Both the real estate developers' bodies had stressed upon liquidity crunch and poor sales in the sector owing to lack of availability of loans at competitive interest rates. A huge amount of unsold inventory is lying in major cities of the country due to liquidity crunch. Homebuyers had stressed upon stuck projects and the fact that units were not being handed over to end users within the stipulated time-frame.
The festive season is set to begin this year. The month of September has been marked by the Ganesh Chaturthi festival, which will be followed by Navaratri. This is to be followed by Durga Puja in the month of October and Diwali soon thereafter. For homebuyers this is the opportune moment to book new residential units or register their properties.
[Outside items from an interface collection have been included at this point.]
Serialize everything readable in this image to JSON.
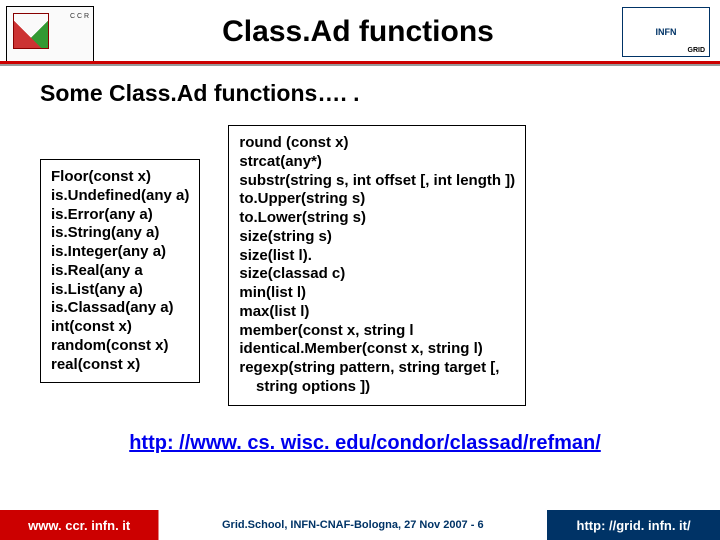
{
  "header": {
    "title": "Class.Ad functions",
    "logo_left_text": "C\nC\nR",
    "logo_right_text": "INFN"
  },
  "subtitle": "Some Class.Ad functions…. .",
  "box_left": "Floor(const x)\nis.Undefined(any a)\nis.Error(any a)\nis.String(any a)\nis.Integer(any a)\nis.Real(any a\nis.List(any a)\nis.Classad(any a)\nint(const x)\nrandom(const x)\nreal(const x)",
  "box_right": "round (const x)\nstrcat(any*)\nsubstr(string s, int offset [, int length ])\nto.Upper(string s)\nto.Lower(string s)\nsize(string s)\nsize(list l).\nsize(classad c)\nmin(list l)\nmax(list l)\nmember(const x, string l\nidentical.Member(const x, string l)\nregexp(string pattern, string target [,\n    string options ])",
  "ref_link": "http: //www. cs. wisc. edu/condor/classad/refman/",
  "footer": {
    "left": "www. ccr. infn. it",
    "mid": "Grid.School, INFN-CNAF-Bologna, 27 Nov 2007  -  6",
    "right": "http: //grid. infn. it/"
  }
}
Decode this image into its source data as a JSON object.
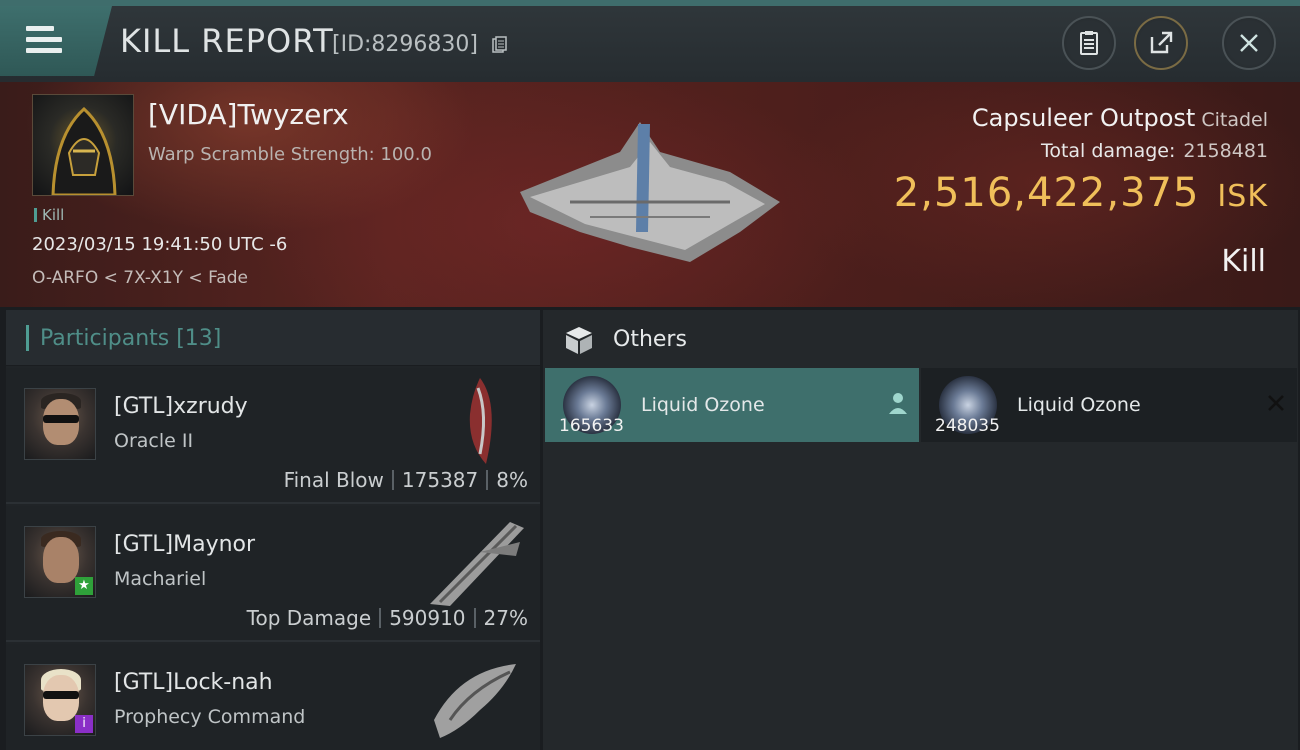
{
  "header": {
    "title": "KILL REPORT",
    "report_id": "[ID:8296830]"
  },
  "victim": {
    "name": "[VIDA]Twyzerx",
    "subtitle": "Warp Scramble Strength: 100.0",
    "tag": "Kill",
    "timestamp": "2023/03/15 19:41:50 UTC -6",
    "location": "O-ARFO < 7X-X1Y < Fade"
  },
  "target": {
    "name": "Capsuleer Outpost",
    "class": "Citadel",
    "total_damage_label": "Total damage:",
    "total_damage_value": "2158481",
    "isk_value": "2,516,422,375",
    "isk_unit": "ISK",
    "result": "Kill"
  },
  "participants": {
    "header": "Participants [13]",
    "rows": [
      {
        "name": "[GTL]xzrudy",
        "ship": "Oracle II",
        "role": "Final Blow",
        "damage": "175387",
        "percent": "8%"
      },
      {
        "name": "[GTL]Maynor",
        "ship": "Machariel",
        "role": "Top Damage",
        "damage": "590910",
        "percent": "27%"
      },
      {
        "name": "[GTL]Lock-nah",
        "ship": "Prophecy Command",
        "role": "",
        "damage": "",
        "percent": ""
      }
    ]
  },
  "others": {
    "header": "Others",
    "items": [
      {
        "name": "Liquid Ozone",
        "qty": "165633"
      },
      {
        "name": "Liquid Ozone",
        "qty": "248035"
      }
    ]
  },
  "colors": {
    "accent_teal": "#3e6f6c",
    "isk_gold": "#f0bf5a"
  }
}
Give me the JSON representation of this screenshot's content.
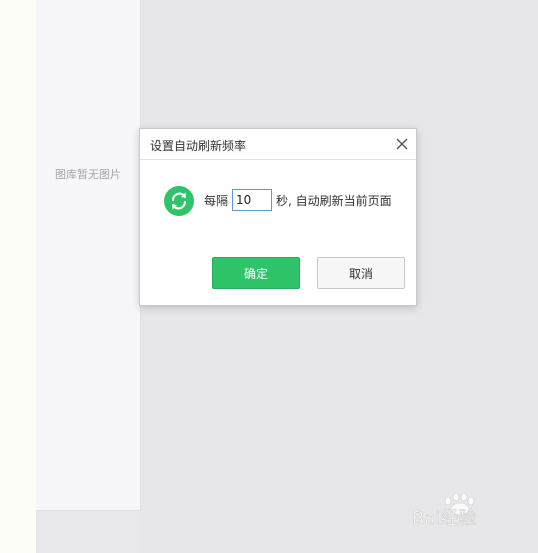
{
  "gallery": {
    "empty_text": "图库暂无图片"
  },
  "dialog": {
    "title": "设置自动刷新频率",
    "interval_prefix": "每隔",
    "interval_value": "10",
    "interval_suffix": "秒, 自动刷新当前页面",
    "ok_label": "确定",
    "cancel_label": "取消"
  },
  "watermark": {
    "text": "Bai经验"
  },
  "colors": {
    "accent_green": "#2fc46a",
    "input_border": "#5b9bd5",
    "background": "#e8e7e9"
  },
  "icons": {
    "close": "close-icon",
    "refresh": "refresh-icon"
  }
}
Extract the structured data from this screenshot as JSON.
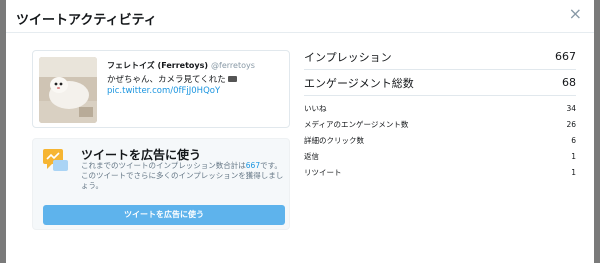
{
  "modal": {
    "title": "ツイートアクティビティ",
    "close_label": "×"
  },
  "tweet": {
    "author_name": "フェレトイズ (Ferretoys)",
    "author_handle": "@ferretoys",
    "text": "かぜちゃん、カメラ見てくれた",
    "link": "pic.twitter.com/0fFjJ0HQoY"
  },
  "promote": {
    "title": "ツイートを広告に使う",
    "desc_prefix": "これまでのツイートのインプレッション数合計は",
    "desc_count": "667",
    "desc_suffix": "です。",
    "desc_line2": "このツイートでさらに多くのインプレッションを獲得しましょう。",
    "button_label": "ツイートを広告に使う"
  },
  "stats": {
    "impressions": {
      "label": "インプレッション",
      "value": "667"
    },
    "engagements": {
      "label": "エンゲージメント総数",
      "value": "68"
    },
    "details": [
      {
        "label": "いいね",
        "value": "34"
      },
      {
        "label": "メディアのエンゲージメント数",
        "value": "26"
      },
      {
        "label": "詳細のクリック数",
        "value": "6"
      },
      {
        "label": "返信",
        "value": "1"
      },
      {
        "label": "リツイート",
        "value": "1"
      }
    ]
  },
  "colors": {
    "link": "#1b95e0",
    "button": "#5eb3ec",
    "promote_bg": "#f5f8fa"
  }
}
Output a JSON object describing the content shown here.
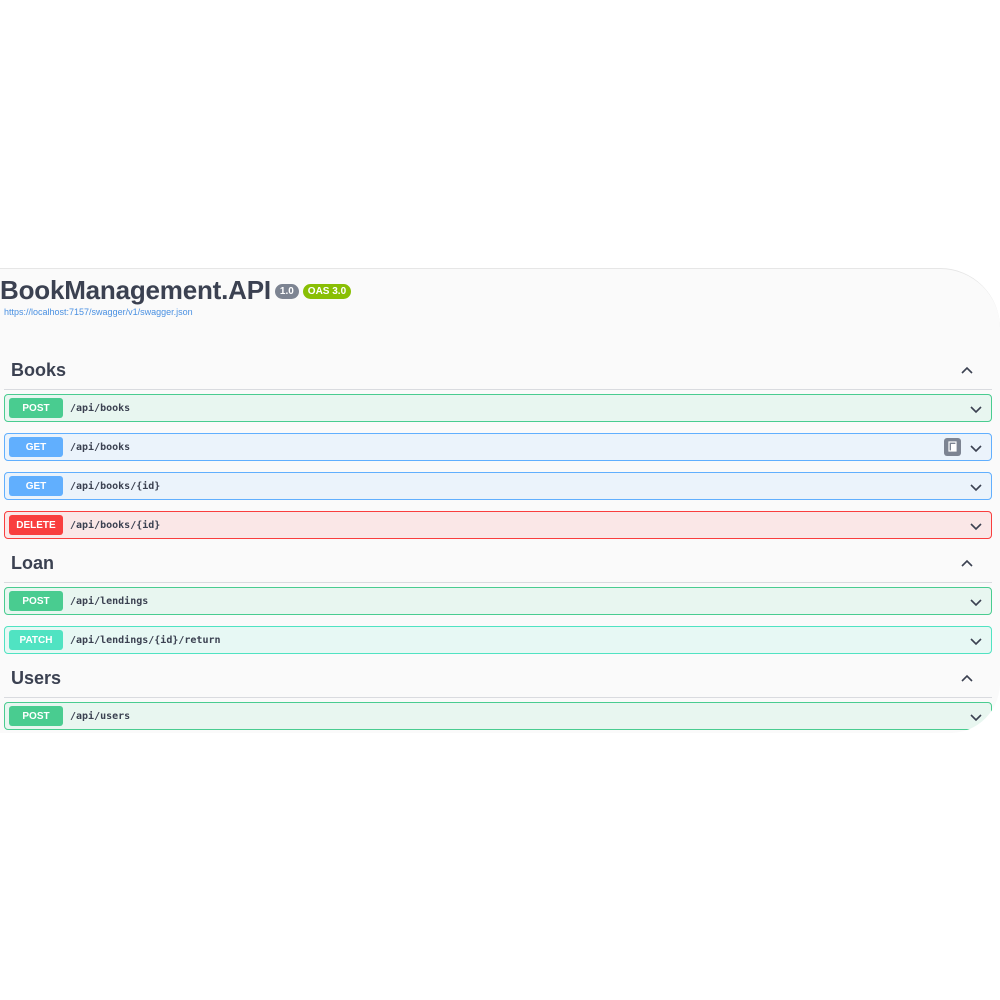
{
  "info": {
    "title": "BookManagement.API",
    "version_badge": "1.0",
    "oas_badge": "OAS 3.0",
    "spec_url": "https://localhost:7157/swagger/v1/swagger.json"
  },
  "sections": [
    {
      "name": "Books",
      "operations": [
        {
          "method": "POST",
          "path": "/api/books"
        },
        {
          "method": "GET",
          "path": "/api/books"
        },
        {
          "method": "GET",
          "path": "/api/books/{id}"
        },
        {
          "method": "DELETE",
          "path": "/api/books/{id}"
        }
      ]
    },
    {
      "name": "Loan",
      "operations": [
        {
          "method": "POST",
          "path": "/api/lendings"
        },
        {
          "method": "PATCH",
          "path": "/api/lendings/{id}/return"
        }
      ]
    },
    {
      "name": "Users",
      "operations": [
        {
          "method": "POST",
          "path": "/api/users"
        }
      ]
    }
  ],
  "colors": {
    "post": "#49cc90",
    "get": "#61affe",
    "delete": "#f93e3e",
    "patch": "#50e3c2"
  },
  "icons": {
    "collapse": "chevron-up-icon",
    "expand": "chevron-down-icon",
    "copy": "copy-icon"
  }
}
The festive season is also when first-time home buyers generally book their dream homes by entering the real estate market.
A slew of positive measures for homebuyers, if announced by the Union finance minister, are expected to boost the housing sector by increasing sales during the festive season.
As per reports, enquiries for affordable flats, small and medium-sized independent plots and mid-range apartments have picked up in the first and second fortnights of August. However, enquiries for high-value houses are low as compared to the same period in previous years. If the nature of enquiries is anything to go by, high-value residential units are likely to be hit if there is no immediate reduction in interest rates on loans.
While banks and non-banking financial companies are likely to come up with attractive loans following the stimulus injected into the economy, the government might do well to create a stress fund for helping complete unfinished projects. The objective of creating a stress fund is to ensure that all pending projects are completed within a maximum period of five years. A stress fund will also ensure that homebuyers are saved from additional costs at the time of delivery often passed on to them owing to increase in market costs of raw materials.
In a further step that could boost revenues of the state exchequer as well as bring in more transparency in registration of properties, the government could consider revising stamp duties on newly-purchased houses. This will boost demand and increase sales of residential housing projects apart from ensuring that government coffers are replenished with regular registration of properties.
(By Vaibhav Jain, CMD, Rise Group)